  10. ^ Hutson, A. M. (22–24 September 2003). Review of Species to be listed on the Annex to the Agreement (PDF). 4th Session of the Meeting of Parties. Sofia. pp. 1–2.
  11. ^ Resolution No. 4.8: Amendment of the Annex to the Agreement (PDF). 4th Session of the Meeting of Parties. Sofia. 22–24 September 2003. p. 53.
  12. ^ Bergmans, Wim (1994). "Taxonomy and biogeography of African fruit bats (Mammalia, Megachiroptera). 4. The genus Rousettus Gray, 1821". Beaufortia. 44 (4): 79–126. ISSN 0067-4745.
  13. ^ Juste, J.; Ibañez, C. (1993). "Geographic variation and taxonomy of Rousettus aegyptiacus (Mammalia: Megachiroptera) in the islands of the Gulf of Guinea". Zoological Journal of the Linnean Society. 107 (2): 117–129. doi:10.1111/j.1096-3642.1993.tb00217.x.
  14. ^ Bat World Sanctuary: Bats As Pets
  15. ^ Towner, Jonathan S.; Amman, Brian R.; Sealy, Tara K.; Carroll, Serena A. Reeder; Comer, James A.; Kemp, Alan; Swanepoel, Robert; Paddock, Christopher D.; Balinandi, Stephen; Khristova, Marina L.; Formenty, Pierre B. H.; Albarino, Cesar G.; Miller, David M.; Reed, Zachary D.; Kayiwa, John T.; Mills, James N.; Cannon, Deborah L.; Greer, Patricia W.; Byaruhanga, Emmanuel; Farnon, Eileen C.; Atimnedi, Patrick; Okware, Samuel; Katongole-Mbidde, Edward; Downing, Robert; Tappero, Jordan W.; Zaki, Sherif R.; Ksiazek, Thomas G.; Nichol, Stuart T.; Rollin, Pierre E.; Fouchier, Ron A. M. (31 July 2009). "Isolation of Genetically Diverse Marburg Viruses from Egyptian Fruit Bats". PLoS Pathogens. 5 (7): e1000536. doi:10.1371/journal.ppat.1000536. PMC 2713404. PMID 19649327.

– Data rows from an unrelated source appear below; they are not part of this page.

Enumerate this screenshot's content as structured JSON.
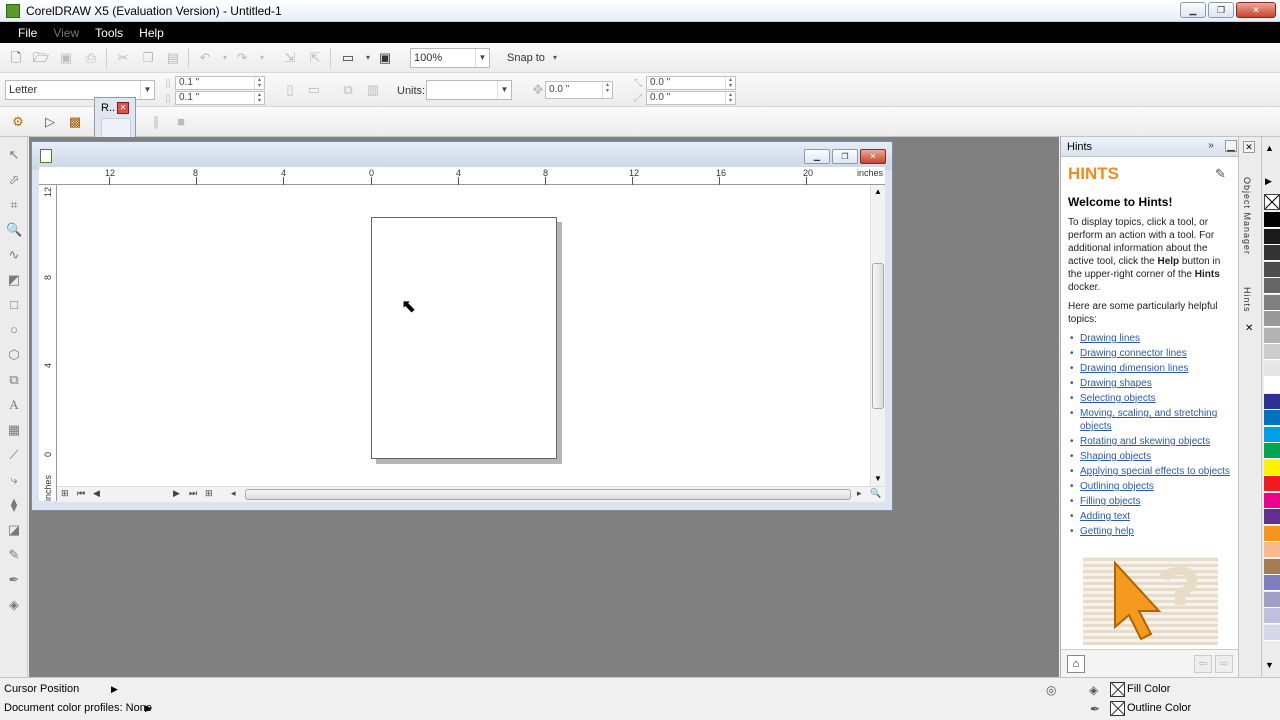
{
  "app": {
    "title": "CorelDRAW X5 (Evaluation Version) - Untitled-1"
  },
  "window_controls": {
    "minimize": "▁",
    "maximize": "❐",
    "close": "✕"
  },
  "menu": [
    {
      "label": "File",
      "enabled": true
    },
    {
      "label": "View",
      "enabled": false
    },
    {
      "label": "Tools",
      "enabled": true
    },
    {
      "label": "Help",
      "enabled": true
    }
  ],
  "standard_toolbar": {
    "zoom": "100%",
    "snap_to": "Snap to"
  },
  "property_bar": {
    "page_size": "Letter",
    "nudge1": "0.1 \"",
    "nudge2": "0.1 \"",
    "units_label": "Units:",
    "units_value": "",
    "offset": "0.0 \"",
    "dup_x": "0.0 \"",
    "dup_y": "0.0 \""
  },
  "tool_popup": {
    "label": "R.."
  },
  "ruler": {
    "top_labels": [
      "12",
      "8",
      "4",
      "0",
      "4",
      "8",
      "12",
      "16",
      "20"
    ],
    "top_unit": "inches",
    "left_labels": [
      "12",
      "8",
      "4",
      "0"
    ],
    "left_unit": "inches"
  },
  "hints": {
    "header": "Hints",
    "title": "HINTS",
    "welcome": "Welcome to Hints!",
    "para1_a": "To display topics, click a tool, or perform an action with a tool. For additional information about the active tool, click the ",
    "para1_help": "Help",
    "para1_b": " button in the upper-right corner of the ",
    "para1_hints": "Hints",
    "para1_c": " docker.",
    "para2": "Here are some particularly helpful topics:",
    "topics": [
      "Drawing lines",
      "Drawing connector lines",
      "Drawing dimension lines",
      "Drawing shapes",
      "Selecting objects",
      "Moving, scaling, and stretching objects",
      "Rotating and skewing objects",
      "Shaping objects",
      "Applying special effects to objects",
      "Outlining objects",
      "Filling objects",
      "Adding text",
      "Getting help"
    ]
  },
  "docker_tabs": {
    "object_manager": "Object Manager",
    "hints": "Hints"
  },
  "palette": {
    "colors": [
      "#000000",
      "#1a1a1a",
      "#333333",
      "#4d4d4d",
      "#666666",
      "#808080",
      "#999999",
      "#b3b3b3",
      "#cccccc",
      "#e6e6e6",
      "#ffffff",
      "#2e3192",
      "#0072bc",
      "#00a0e4",
      "#00a651",
      "#fff200",
      "#ed1c24",
      "#ec008c",
      "#662d91",
      "#f7941d",
      "#fbb98e",
      "#a67c52",
      "#7f7fbf",
      "#9e9ec8",
      "#bfbfdf",
      "#d7d7ec"
    ]
  },
  "status": {
    "cursor_position": "Cursor Position",
    "color_profiles": "Document color profiles: None",
    "fill_color": "Fill Color",
    "outline_color": "Outline Color"
  }
}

Further reading[edit]

  • Eisentraut, M. (1959). "Der Rassenkreis Rousettus aegyptiacus E. Geoff". Bonner zoologische Beiträge. 10 (3/4): 218–235.
  • Gray, J. E. (1870). "Eleutherura ægyptiaca". Catalogue of Monkeys, Lemurs, and Fruit-eating Bats in the Collection of the British Museum. London. p. 117.
  • Taylor (2005). "Rousettus aegyptiacus (E. Geoffroy Saint-Hilaire, 1810) Egyptian rousette". In Skinner, J. D.; Chimimba, Christian T. (eds.). The Mammals of the Southern African Sub-region (3rd ed.). Cambridge University Press. pp. 267–269. doi:10.1017/CBO9781107340992.018.

External links[edit]

Data related to Egyptian fruit bat at Wikispecies